Website and app data records
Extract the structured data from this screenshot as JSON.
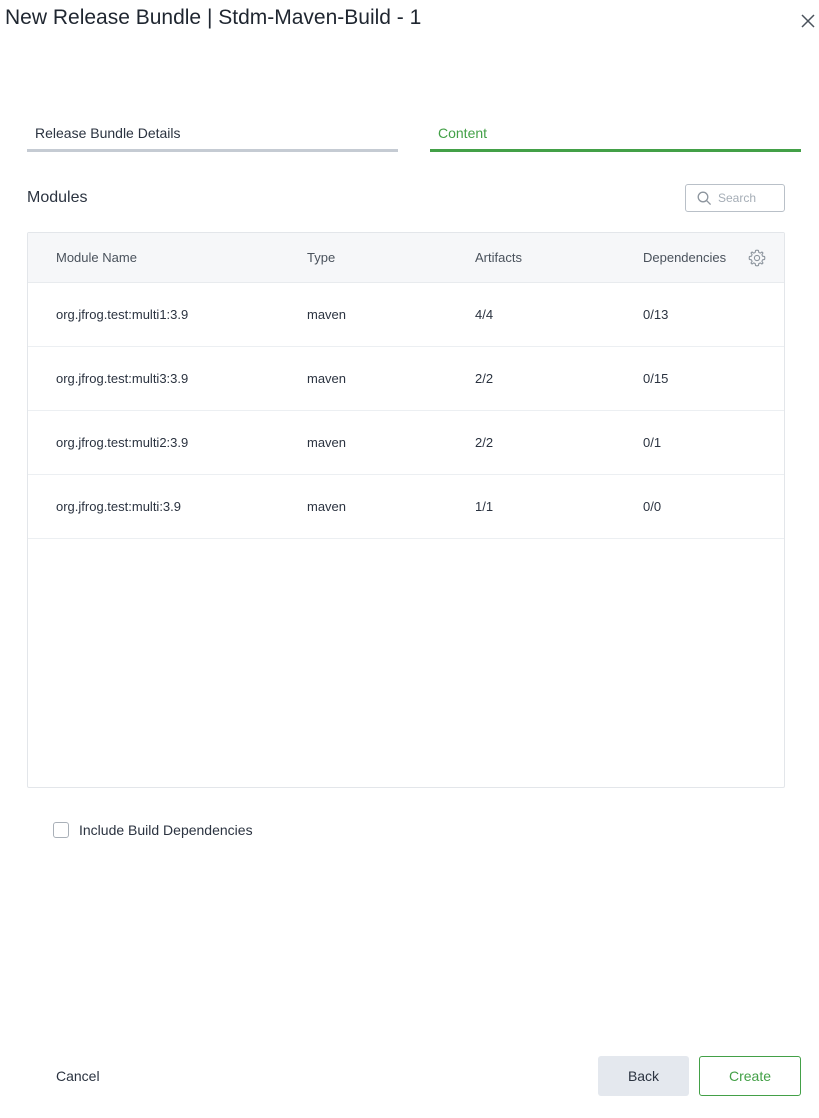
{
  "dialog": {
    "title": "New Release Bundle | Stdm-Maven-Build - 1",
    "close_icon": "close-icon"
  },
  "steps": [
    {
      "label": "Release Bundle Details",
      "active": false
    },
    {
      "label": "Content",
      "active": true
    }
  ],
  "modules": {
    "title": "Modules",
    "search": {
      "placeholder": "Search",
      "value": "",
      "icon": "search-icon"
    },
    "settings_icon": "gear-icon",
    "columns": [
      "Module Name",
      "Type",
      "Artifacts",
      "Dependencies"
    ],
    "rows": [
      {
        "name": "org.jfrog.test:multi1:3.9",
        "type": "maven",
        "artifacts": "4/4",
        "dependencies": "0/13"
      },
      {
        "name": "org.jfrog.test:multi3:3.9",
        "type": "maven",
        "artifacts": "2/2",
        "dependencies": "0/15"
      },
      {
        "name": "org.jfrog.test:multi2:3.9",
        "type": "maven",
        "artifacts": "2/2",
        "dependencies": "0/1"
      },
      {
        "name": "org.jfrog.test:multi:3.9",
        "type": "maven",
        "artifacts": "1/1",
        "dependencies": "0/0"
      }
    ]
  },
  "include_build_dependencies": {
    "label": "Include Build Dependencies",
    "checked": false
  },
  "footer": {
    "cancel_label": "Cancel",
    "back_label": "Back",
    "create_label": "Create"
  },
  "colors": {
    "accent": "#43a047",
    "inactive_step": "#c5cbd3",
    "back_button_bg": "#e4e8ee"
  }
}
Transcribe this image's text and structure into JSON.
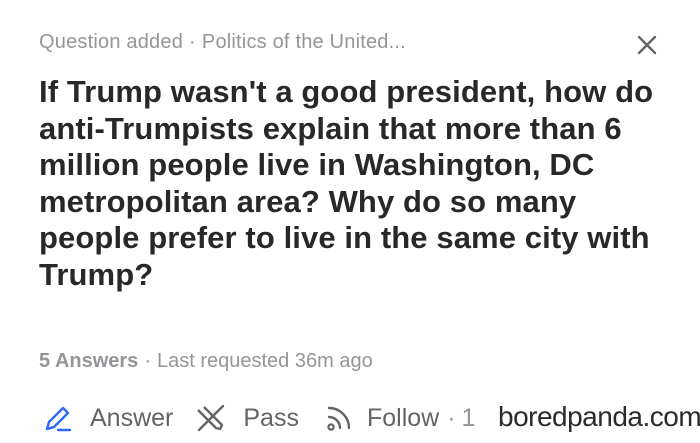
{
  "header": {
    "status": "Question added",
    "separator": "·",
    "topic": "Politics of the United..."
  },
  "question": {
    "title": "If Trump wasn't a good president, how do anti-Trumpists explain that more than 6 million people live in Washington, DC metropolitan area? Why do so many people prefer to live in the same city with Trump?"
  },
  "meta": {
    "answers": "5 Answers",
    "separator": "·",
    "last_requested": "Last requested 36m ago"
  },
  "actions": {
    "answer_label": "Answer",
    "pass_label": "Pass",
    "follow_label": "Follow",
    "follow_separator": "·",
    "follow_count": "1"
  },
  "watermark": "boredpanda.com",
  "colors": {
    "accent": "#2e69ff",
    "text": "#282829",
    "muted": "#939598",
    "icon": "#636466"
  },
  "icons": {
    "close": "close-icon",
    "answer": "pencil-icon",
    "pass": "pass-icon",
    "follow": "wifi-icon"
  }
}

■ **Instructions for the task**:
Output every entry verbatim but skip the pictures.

■ **Response to this exercise**:
Extract the structured data from this screenshot as JSON.
{
  "dialog": {
    "title": "New Release Bundle | Stdm-Maven-Build - 1",
    "close_icon": "close-icon"
  },
  "steps": [
    {
      "label": "Release Bundle Details",
      "active": false
    },
    {
      "label": "Content",
      "active": true
    }
  ],
  "modules": {
    "title": "Modules",
    "search": {
      "placeholder": "Search",
      "value": "",
      "icon": "search-icon"
    },
    "settings_icon": "gear-icon",
    "columns": [
      "Module Name",
      "Type",
      "Artifacts",
      "Dependencies"
    ],
    "rows": [
      {
        "name": "org.jfrog.test:multi1:3.9",
        "type": "maven",
        "artifacts": "4/4",
        "dependencies": "0/13"
      },
      {
        "name": "org.jfrog.test:multi3:3.9",
        "type": "maven",
        "artifacts": "2/2",
        "dependencies": "0/15"
      },
      {
        "name": "org.jfrog.test:multi2:3.9",
        "type": "maven",
        "artifacts": "2/2",
        "dependencies": "0/1"
      },
      {
        "name": "org.jfrog.test:multi:3.9",
        "type": "maven",
        "artifacts": "1/1",
        "dependencies": "0/0"
      }
    ]
  },
  "include_build_dependencies": {
    "label": "Include Build Dependencies",
    "checked": false
  },
  "footer": {
    "cancel_label": "Cancel",
    "back_label": "Back",
    "create_label": "Create"
  },
  "colors": {
    "accent": "#43a047",
    "inactive_step": "#c5cbd3",
    "back_button_bg": "#e4e8ee"
  }
}
Transcribe this image's text and structure into JSON.
{
  "header": {
    "status": "Question added",
    "separator": "·",
    "topic": "Politics of the United..."
  },
  "question": {
    "title": "If Trump wasn't a good president, how do anti-Trumpists explain that more than 6 million people live in Washington, DC metropolitan area? Why do so many people prefer to live in the same city with Trump?"
  },
  "meta": {
    "answers": "5 Answers",
    "separator": "·",
    "last_requested": "Last requested 36m ago"
  },
  "actions": {
    "answer_label": "Answer",
    "pass_label": "Pass",
    "follow_label": "Follow",
    "follow_separator": "·",
    "follow_count": "1"
  },
  "watermark": "boredpanda.com",
  "colors": {
    "accent": "#2e69ff",
    "text": "#282829",
    "muted": "#939598",
    "icon": "#636466"
  },
  "icons": {
    "close": "close-icon",
    "answer": "pencil-icon",
    "pass": "pass-icon",
    "follow": "wifi-icon"
  }
}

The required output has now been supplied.